Six Characters in Search of an Author
Reviewed by Neal Weaver
Archway Studio Theatre
Through July 22
In this 1921 play, the Sicilian Nobel Prize-winning playwright Luigi Pirandello employed meta-theatrics to examine his favorite themes: the differences between perceptions and reality.
In a theatre where a rehearsal is taking place, six mysterious strangers appear. They explain that they are characters created for a play that the author never got round to writing. They are trapped in an eternal present unless they can persuade the theatre director to stage their drama, which is a tale of infidelity, guilt, betrayal, near incest, murder and suicide.
Director Steven Sabel has chosen to emphasize the comedy in a work often played as tragedy, and puts increased emphasis on the vanity and egotism of the actors rather than the tragic lives of the six characters they are chosen to play. The attempts at comedy are generally successful, but sometimes at the expense of the grimmer tale of the characters. Sabel has also freely adapted the piece, updating it and adding topical and local references. (The actors are said to be graduates of USC.) But he has been faithful enough to include most of the original text, despite its repetitions.
The six characters include the guilt-ridden Father, who serves as spokesman for the group, played credibly and with fidelity by James J. Fox, though one could wish for a bit more force from him. Melissa Virgo plays the grief-ravaged Mother, whom the Father drove into the arms of a lover. Jessica Barrett Denison lends a touch of manic vengefulness to the Stepdaughter, who is almost seduced by the Father when he encounters her in a brothel. Benjamin Cramer brings intensity to the role of the Son, who is mortified by the airing of the family’s shame and disgrace.

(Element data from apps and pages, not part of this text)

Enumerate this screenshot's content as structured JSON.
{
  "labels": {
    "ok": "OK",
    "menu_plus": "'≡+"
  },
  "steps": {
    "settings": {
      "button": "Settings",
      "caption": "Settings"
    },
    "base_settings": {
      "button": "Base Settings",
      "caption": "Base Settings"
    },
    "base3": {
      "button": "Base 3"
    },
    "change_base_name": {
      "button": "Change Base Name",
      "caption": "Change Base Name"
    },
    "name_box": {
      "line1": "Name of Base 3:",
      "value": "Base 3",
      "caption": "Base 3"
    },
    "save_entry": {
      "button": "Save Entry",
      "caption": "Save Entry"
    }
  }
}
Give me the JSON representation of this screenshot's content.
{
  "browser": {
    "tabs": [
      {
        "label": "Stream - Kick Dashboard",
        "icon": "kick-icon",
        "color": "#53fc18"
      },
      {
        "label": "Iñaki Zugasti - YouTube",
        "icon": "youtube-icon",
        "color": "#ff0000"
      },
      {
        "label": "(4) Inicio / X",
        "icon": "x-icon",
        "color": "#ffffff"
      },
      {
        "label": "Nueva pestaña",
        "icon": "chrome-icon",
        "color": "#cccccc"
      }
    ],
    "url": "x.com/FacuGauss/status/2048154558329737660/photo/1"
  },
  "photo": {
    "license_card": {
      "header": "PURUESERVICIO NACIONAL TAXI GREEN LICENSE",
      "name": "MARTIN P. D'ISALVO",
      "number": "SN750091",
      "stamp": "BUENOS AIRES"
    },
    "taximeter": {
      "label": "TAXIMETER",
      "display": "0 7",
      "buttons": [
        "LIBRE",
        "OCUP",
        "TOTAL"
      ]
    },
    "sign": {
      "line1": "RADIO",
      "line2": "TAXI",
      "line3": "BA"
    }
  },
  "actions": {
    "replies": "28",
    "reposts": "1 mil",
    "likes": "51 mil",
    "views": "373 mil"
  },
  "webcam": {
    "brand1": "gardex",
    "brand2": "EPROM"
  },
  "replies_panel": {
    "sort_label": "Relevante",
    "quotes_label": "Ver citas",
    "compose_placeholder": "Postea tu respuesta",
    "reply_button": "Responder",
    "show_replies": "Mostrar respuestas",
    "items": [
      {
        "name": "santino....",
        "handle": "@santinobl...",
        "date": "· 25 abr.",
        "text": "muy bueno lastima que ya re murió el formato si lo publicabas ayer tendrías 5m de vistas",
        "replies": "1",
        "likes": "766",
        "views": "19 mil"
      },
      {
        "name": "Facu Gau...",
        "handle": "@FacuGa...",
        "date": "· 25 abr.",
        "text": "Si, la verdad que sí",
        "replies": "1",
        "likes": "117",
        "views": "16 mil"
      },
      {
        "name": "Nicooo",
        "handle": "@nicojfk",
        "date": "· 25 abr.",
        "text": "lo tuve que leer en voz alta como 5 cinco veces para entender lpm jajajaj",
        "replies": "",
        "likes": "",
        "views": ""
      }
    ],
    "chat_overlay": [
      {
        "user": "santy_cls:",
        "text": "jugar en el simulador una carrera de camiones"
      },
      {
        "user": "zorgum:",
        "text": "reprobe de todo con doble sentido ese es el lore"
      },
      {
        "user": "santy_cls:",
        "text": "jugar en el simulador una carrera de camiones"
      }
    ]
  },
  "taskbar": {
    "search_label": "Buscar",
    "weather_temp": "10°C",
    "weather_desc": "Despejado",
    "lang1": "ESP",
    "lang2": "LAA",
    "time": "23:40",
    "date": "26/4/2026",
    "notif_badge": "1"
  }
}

And Thomas Velasquez is the silent and brooding younger son, portrayed here as an adolescent rather than as a child. (The sixth character is played as a silent babe-in-arms.)
The actors in the theatre company (Bill Bingham, Angela Dobson Robbins, Bree Wernicke, and Masi Hasher) are interpreted broadly (and predictably) as egocentric poseurs and hams. And they are a clamorous presence onstage. The arrogant and bossy director (Carol Vandegrift) strives to make the messy story of the characters’ lives conform to the orderly stereotypes and traditions of the theatre.
Sabel’s production seems a bit perverse and harum-scarum, but it does unleash some of the emotional potential of the material, which has not been apparent in other more finished recent productions.
Archway Studio Theatre, 10509 Burbank Blvd., Los Angeles. Fri.-Sat., 8 p.m.; Sun., 2 p.m.; (818) 980-7529. Running time: two hours and 5 minutes, with one 15-minute intermission.
Note: Many of the actors alternate in their roles, so the casting varies from night to night.